“Others are Hausa Horror, Jagwal, Jarumta, Kamfani, Karfin Zuciya and Yaran Alhaji,’’ Oluwafemi said.
He said that respondents to the questionnaire on the Hausa movies agreed that all the 12 films had smoking scenes and glamorised smoking.
“The smoking scenes in the films were not necessary to help the film realise its purpose.
“The conclusion is that the smoking scenes may have been inserted in the films to promote smoking consciously or unconsciously,’’ the executive director said.
Also, Mr Michael Olaniyan, the Technical Resource Officer, Campaign for Tobacco-Free Kids, said the National Tobacco Control Act, 2015 and the National Tobacco Control Regulations 2019 contain provisions prohibiting tobacco advertising, promotion and sponsorship in movies and entertainment, with some exceptions.
Olaniyan called on the Advertising Practitioners Council of Nigeria and other agencies to enforce the laws.
Abdul Ganiyu Bashiru, a Movie Director, expressed Kannywood’s readiness to collaborate with CAPPA and Campaign for Tobacco-Free Kids to address menace associated with smoking scenes in movies and music videos.
He noted that kids as young as 10-11 years in northern Nigeria see smoking as normal because it is a culture that has been passed from one generation to the other since the north’s contact with Arabs who were traditionally smokers.

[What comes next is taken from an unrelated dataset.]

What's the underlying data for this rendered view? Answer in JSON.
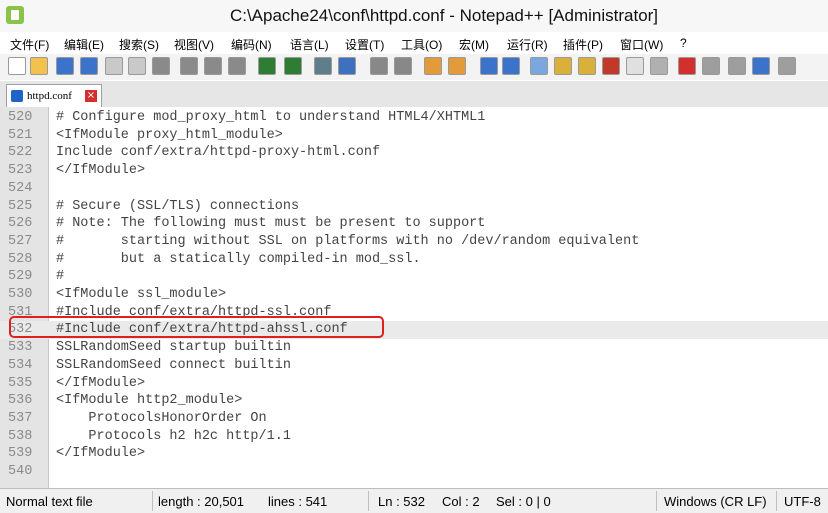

Ganiyu stressed that a lot of work would be needed to change the perception of the young smokers and that Kannywood is ready to play crucial roles in ensuring movies produced by its members are devoid of depictions that glamourise smoking.
In her intervention, Chairperson of K-WAN expressed sadness that smoking prevalence was more in northern Nigeria, even as she explained that Kannywood as a body identifies with the Smoke-free Movies campaign and welcome sensitization of its members on areas of collaboration with anti-tobacco groups.
She however explained that that the National Tobacco Control Committee (NATOCC) should allow the body be part of it so that it can contribute its bit to a smoke-free Nigeria starting with smoke-free movies.
By Deji Abdulwahab